On Tuesday, April 4, the Syrian government of Bashar al-Assad carried out a chemical attack that killed 80 people in the Idlib Province of Syria. After about 72 hours of deliberation and examination of options moving forward, President Donald Trump ordered a strike on the Assad regime’s Al Shayrat airfield, the site of the warplanes that carried out the chemical attack two days earlier. Around 7:40 p.m. on Thursday, Navy destroyers launched 60 Tomahawk missiles into Syria, 59 of which reached their targets, according to United States military officials. The missiles, targeted at Syrian aircraft, aircraft shelters, radars, air defense systems, ammunition bunkers and fuel storage sites, killed six soldiers and nine civilians, according to news outlets and Syrian Officials.

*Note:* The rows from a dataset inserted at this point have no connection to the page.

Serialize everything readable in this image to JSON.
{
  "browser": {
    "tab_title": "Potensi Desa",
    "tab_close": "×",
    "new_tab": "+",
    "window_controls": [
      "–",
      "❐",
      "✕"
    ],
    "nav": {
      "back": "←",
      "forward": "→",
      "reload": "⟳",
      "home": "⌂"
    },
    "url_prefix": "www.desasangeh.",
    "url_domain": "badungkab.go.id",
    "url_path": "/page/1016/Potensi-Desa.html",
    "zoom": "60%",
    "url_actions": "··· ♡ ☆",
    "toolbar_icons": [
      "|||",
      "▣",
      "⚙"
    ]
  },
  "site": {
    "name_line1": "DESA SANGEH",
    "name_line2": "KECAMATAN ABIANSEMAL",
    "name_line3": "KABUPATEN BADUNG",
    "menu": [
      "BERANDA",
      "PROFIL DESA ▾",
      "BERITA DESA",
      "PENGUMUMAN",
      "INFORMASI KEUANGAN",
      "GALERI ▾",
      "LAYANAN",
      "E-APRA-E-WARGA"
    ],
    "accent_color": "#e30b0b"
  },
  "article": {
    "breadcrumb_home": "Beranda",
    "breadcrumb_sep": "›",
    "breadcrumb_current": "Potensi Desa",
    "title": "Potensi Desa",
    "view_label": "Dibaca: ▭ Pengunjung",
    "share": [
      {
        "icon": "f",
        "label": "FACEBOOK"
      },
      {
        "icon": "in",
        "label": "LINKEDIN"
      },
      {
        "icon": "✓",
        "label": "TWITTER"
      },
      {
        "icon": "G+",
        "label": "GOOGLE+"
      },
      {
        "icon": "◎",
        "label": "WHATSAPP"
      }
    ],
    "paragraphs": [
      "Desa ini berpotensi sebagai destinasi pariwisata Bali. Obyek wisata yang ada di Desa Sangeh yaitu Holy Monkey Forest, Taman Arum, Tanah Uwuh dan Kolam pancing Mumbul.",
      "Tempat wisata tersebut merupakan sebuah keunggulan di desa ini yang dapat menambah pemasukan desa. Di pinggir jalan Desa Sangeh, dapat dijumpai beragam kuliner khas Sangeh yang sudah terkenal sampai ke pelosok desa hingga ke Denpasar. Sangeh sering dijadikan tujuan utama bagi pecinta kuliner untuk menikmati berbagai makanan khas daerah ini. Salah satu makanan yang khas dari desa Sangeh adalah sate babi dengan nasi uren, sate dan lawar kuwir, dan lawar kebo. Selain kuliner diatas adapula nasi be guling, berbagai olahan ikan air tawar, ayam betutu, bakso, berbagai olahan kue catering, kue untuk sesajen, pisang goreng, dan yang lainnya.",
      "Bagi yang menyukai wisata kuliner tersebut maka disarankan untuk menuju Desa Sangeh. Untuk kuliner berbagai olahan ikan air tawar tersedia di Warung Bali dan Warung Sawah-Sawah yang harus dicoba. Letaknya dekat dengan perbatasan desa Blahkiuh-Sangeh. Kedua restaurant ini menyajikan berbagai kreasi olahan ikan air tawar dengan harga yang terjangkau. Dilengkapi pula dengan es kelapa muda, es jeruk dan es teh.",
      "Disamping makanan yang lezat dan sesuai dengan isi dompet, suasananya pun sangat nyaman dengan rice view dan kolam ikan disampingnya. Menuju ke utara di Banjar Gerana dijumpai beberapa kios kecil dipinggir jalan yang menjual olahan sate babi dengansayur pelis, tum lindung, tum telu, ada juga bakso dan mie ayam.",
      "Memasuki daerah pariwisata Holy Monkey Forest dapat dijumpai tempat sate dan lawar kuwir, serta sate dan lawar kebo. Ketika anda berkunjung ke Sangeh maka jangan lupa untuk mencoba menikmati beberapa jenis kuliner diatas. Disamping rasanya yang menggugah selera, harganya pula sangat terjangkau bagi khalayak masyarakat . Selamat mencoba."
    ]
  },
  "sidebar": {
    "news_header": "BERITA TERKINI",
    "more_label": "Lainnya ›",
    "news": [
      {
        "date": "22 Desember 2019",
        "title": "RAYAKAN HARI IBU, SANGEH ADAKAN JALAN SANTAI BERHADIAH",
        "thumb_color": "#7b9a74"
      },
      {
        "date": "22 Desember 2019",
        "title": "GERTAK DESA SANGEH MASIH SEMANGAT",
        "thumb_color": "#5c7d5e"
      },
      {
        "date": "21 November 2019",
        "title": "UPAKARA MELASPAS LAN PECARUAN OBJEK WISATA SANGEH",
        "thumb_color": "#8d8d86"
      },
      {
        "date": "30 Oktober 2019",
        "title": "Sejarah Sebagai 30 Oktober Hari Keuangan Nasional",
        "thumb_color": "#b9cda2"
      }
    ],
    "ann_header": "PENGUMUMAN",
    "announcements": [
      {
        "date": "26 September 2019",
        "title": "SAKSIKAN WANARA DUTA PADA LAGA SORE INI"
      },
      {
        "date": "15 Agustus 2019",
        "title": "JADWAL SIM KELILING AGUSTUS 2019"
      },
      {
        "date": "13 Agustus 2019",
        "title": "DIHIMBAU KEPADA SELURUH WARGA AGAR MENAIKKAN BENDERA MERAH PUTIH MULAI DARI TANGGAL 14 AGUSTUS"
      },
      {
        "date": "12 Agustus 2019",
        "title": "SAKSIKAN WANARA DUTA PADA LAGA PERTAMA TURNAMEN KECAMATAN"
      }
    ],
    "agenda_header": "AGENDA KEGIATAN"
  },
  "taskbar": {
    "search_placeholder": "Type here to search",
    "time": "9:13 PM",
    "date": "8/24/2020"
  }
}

Trump received overwhelming international praise from his friends in Britain, Germany, France, Israel, Saudi Arabia and other nations. He also managed to get the two sides of Capitol Hill to agree (for the most part) for a few hours and stand behind his strike, although some critics rebuked his actions as illegal, saying he should have run his plan through congress before making any moves. I’m sure you remember someone who did exactly that in 2013 when Assad carried out a chemical attack that killed and injured far more people than did the attack on Tuesday. Former President Barack Obama, in what is now widely considered one of his weakest moments throughout mainstream politics, was presented with an option to attack and destroy a large portion of Syria’s air force following the attack in 2013. He had, after all, drawn a red line right in front of chemical weapons, telling Assad that if he crossed that line, the United States would resort to force. After the British Parliament and the U.S. Congress both voted the plan of action down, Obama decided not to attack without the assurance of international support. He instead opted to strike a deal with Russia stipulating that Assad eliminate his stockpile of chemical weapons.
Trump, who urged Obama (via Twitter of course) not to retaliate against Syria in 2013, was presented with similar circumstances following the attack this week. Apparently swayed by pictures of the attacks and the civilians affected, Trump went ahead without the express approval of Congress or the international community. He enforced the red line that Obama drew during his tenure, while also stating, in his elusive signature style, that Syria had crossed not only that line but “many, many lines.” Some have said that the attacks and Trump’s actions put Putin in a tough spot, a spot in which he must decide whether or not to condemn his ally’s egregious actions. But Vladimir Putin seems pretty comfortable to me. The Kremlin has denied any Russian involvement in the chemical attacks and has even denied that chemical weapons were involved in the attacks at all, instead holding that the attack was “a conventional strike that hit a chemical weapons warehouse controlled by insurgents,” as was recorded in an article in the New York Times written by Peter Baker, Neil MacFarquhar and Michael R. Gordon.
In Fred Kaplan’s article published Thursday on The Slate, he contends that Trump, not Putin, is the one who is now in a tough spot. If Putin steps up Russia’s military presence in Syria, and if there are more chemical attacks, Trump must now make another important decision: does he surrender the red line and allow it to be crossed, or does he enter a civil war and jump headlong into a spiraling collision course with Russia?
Kaplan’s claim, however is not the one I want to make here. The idea I want to leave you with is that this attack should not only make Trump feel like he is in a tough position, but it should make you, me and every American and global citizen uncomfortable as well. Here is why.
The latest chemical attack and Trump’s subsequent response should make us question our own personal ethics as well as the ethics of our nation. As has been stated by Sean Spicer and echoed by international leaders in the wake of this week’s events, the actions taken by Trump were “decisive, justified, and proportional.” That word “proportional” stuck out to me and set off a few alarms in my head. Firstly, if we simply respond proportionally each time there is a human rights violation carried out by a nation (not one of our allies of course) that is egregious enough to warrant a response, are we truly acting in an ethically sound manner, or are we simply perpetuating a global war machine in which an unending series of “proportional” responses would almost certainly lead to a world entirely ravaged by conflict.
Second, if we are to draw a red line or “many, many lines” in the sand to detail exactly what a nation can and cannot do, then we must define those lines. Do we decide to allow violations of human rights up to a certain point? Do we only draw red lines when a nation is not a direct ally of ours?
If we are to draw red lines, then we need to ensure that they are not simply in place to make us feel as though we are on the side of justice, as though we are ethically sound even while we fall deeper and deeper into the pile of quicksand that is modern perpetual warfare. We have killed thousands and thousands of citizens throughout the Middle East and if each side of every conflict in the Middle East continues to act “proportionally” in response to the other, the fighting will never end.